What is required:
Out of the lines below, please list those that hold the string "iPad".

Source data:
-*-*-

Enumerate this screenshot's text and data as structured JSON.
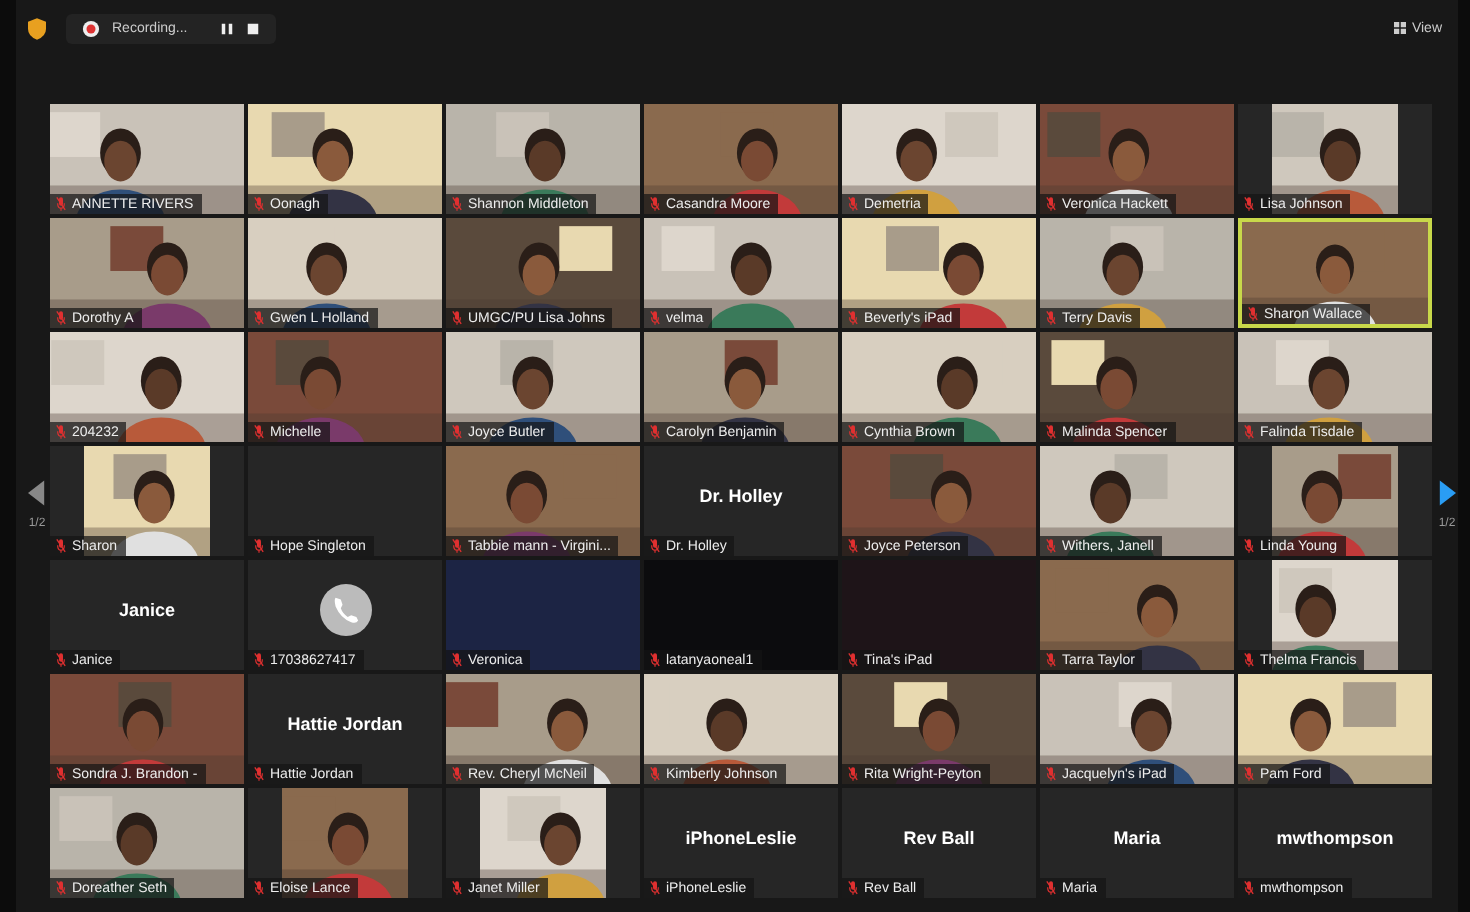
{
  "toolbar": {
    "recording": "Recording...",
    "view": "View"
  },
  "pager": {
    "left": "1/2",
    "right": "1/2"
  },
  "participants": [
    {
      "kind": "video",
      "name": "ANNETTE RIVERS",
      "muted": true,
      "active": false
    },
    {
      "kind": "video",
      "name": "Oonagh",
      "muted": true,
      "active": false
    },
    {
      "kind": "video",
      "name": "Shannon Middleton",
      "muted": true,
      "active": false
    },
    {
      "kind": "video",
      "name": "Casandra Moore",
      "muted": true,
      "active": false
    },
    {
      "kind": "video",
      "name": "Demetria",
      "muted": true,
      "active": false
    },
    {
      "kind": "video",
      "name": "Veronica Hackett",
      "muted": true,
      "active": false
    },
    {
      "kind": "portrait",
      "name": "Lisa Johnson",
      "muted": true,
      "active": false
    },
    {
      "kind": "video",
      "name": "Dorothy A",
      "muted": true,
      "active": false
    },
    {
      "kind": "video",
      "name": "Gwen L Holland",
      "muted": true,
      "active": false
    },
    {
      "kind": "video",
      "name": "UMGC/PU Lisa Johns",
      "muted": true,
      "active": false
    },
    {
      "kind": "video",
      "name": "velma",
      "muted": true,
      "active": false
    },
    {
      "kind": "video",
      "name": "Beverly's iPad",
      "muted": true,
      "active": false
    },
    {
      "kind": "video",
      "name": "Terry Davis",
      "muted": true,
      "active": false
    },
    {
      "kind": "video",
      "name": "Sharon Wallace",
      "muted": true,
      "active": true
    },
    {
      "kind": "video",
      "name": "204232",
      "muted": true,
      "active": false
    },
    {
      "kind": "video",
      "name": "Michelle",
      "muted": true,
      "active": false
    },
    {
      "kind": "video",
      "name": "Joyce Butler",
      "muted": true,
      "active": false
    },
    {
      "kind": "video",
      "name": "Carolyn Benjamin",
      "muted": true,
      "active": false
    },
    {
      "kind": "video",
      "name": "Cynthia Brown",
      "muted": true,
      "active": false
    },
    {
      "kind": "video",
      "name": "Malinda Spencer",
      "muted": true,
      "active": false
    },
    {
      "kind": "video",
      "name": "Falinda Tisdale",
      "muted": true,
      "active": false
    },
    {
      "kind": "portrait",
      "name": "Sharon",
      "muted": true,
      "active": false
    },
    {
      "kind": "blank",
      "name": "Hope Singleton",
      "muted": true,
      "active": false,
      "color": "#262626"
    },
    {
      "kind": "video",
      "name": "Tabbie mann - Virgini...",
      "muted": true,
      "active": false
    },
    {
      "kind": "name",
      "display_name": "Dr. Holley",
      "name": "Dr. Holley",
      "muted": true,
      "active": false
    },
    {
      "kind": "video",
      "name": "Joyce Peterson",
      "muted": true,
      "active": false
    },
    {
      "kind": "video",
      "name": "Withers, Janell",
      "muted": true,
      "active": false
    },
    {
      "kind": "portrait",
      "name": "Linda Young",
      "muted": true,
      "active": false
    },
    {
      "kind": "name",
      "display_name": "Janice",
      "name": "Janice",
      "muted": true,
      "active": false
    },
    {
      "kind": "phone",
      "name": "17038627417",
      "muted": true,
      "active": false
    },
    {
      "kind": "blank",
      "name": "Veronica",
      "muted": true,
      "active": false,
      "color": "#1c2444"
    },
    {
      "kind": "blank",
      "name": "latanyaoneal1",
      "muted": true,
      "active": false,
      "color": "#0c0c0e"
    },
    {
      "kind": "blank",
      "name": "Tina's iPad",
      "muted": true,
      "active": false,
      "color": "#1e1418"
    },
    {
      "kind": "video",
      "name": "Tarra Taylor",
      "muted": true,
      "active": false
    },
    {
      "kind": "portrait",
      "name": "Thelma Francis",
      "muted": true,
      "active": false
    },
    {
      "kind": "video",
      "name": "Sondra J. Brandon -",
      "muted": true,
      "active": false
    },
    {
      "kind": "name",
      "display_name": "Hattie Jordan",
      "name": "Hattie Jordan",
      "muted": true,
      "active": false
    },
    {
      "kind": "video",
      "name": "Rev. Cheryl McNeil",
      "muted": true,
      "active": false
    },
    {
      "kind": "video",
      "name": "Kimberly Johnson",
      "muted": true,
      "active": false
    },
    {
      "kind": "video",
      "name": "Rita Wright-Peyton",
      "muted": true,
      "active": false
    },
    {
      "kind": "video",
      "name": "Jacquelyn's iPad",
      "muted": true,
      "active": false
    },
    {
      "kind": "video",
      "name": "Pam Ford",
      "muted": true,
      "active": false
    },
    {
      "kind": "video",
      "name": "Doreather Seth",
      "muted": true,
      "active": false
    },
    {
      "kind": "portrait",
      "name": "Eloise Lance",
      "muted": true,
      "active": false
    },
    {
      "kind": "portrait",
      "name": "Janet Miller",
      "muted": true,
      "active": false
    },
    {
      "kind": "name",
      "display_name": "iPhoneLeslie",
      "name": "iPhoneLeslie",
      "muted": true,
      "active": false
    },
    {
      "kind": "name",
      "display_name": "Rev Ball",
      "name": "Rev Ball",
      "muted": true,
      "active": false
    },
    {
      "kind": "name",
      "display_name": "Maria",
      "name": "Maria",
      "muted": true,
      "active": false
    },
    {
      "kind": "name",
      "display_name": "mwthompson",
      "name": "mwthompson",
      "muted": true,
      "active": false
    }
  ]
}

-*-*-

Task response:
      "name": "Beverly's iPad",
      "name": "Tina's iPad",
      "name": "Jacquelyn's iPad",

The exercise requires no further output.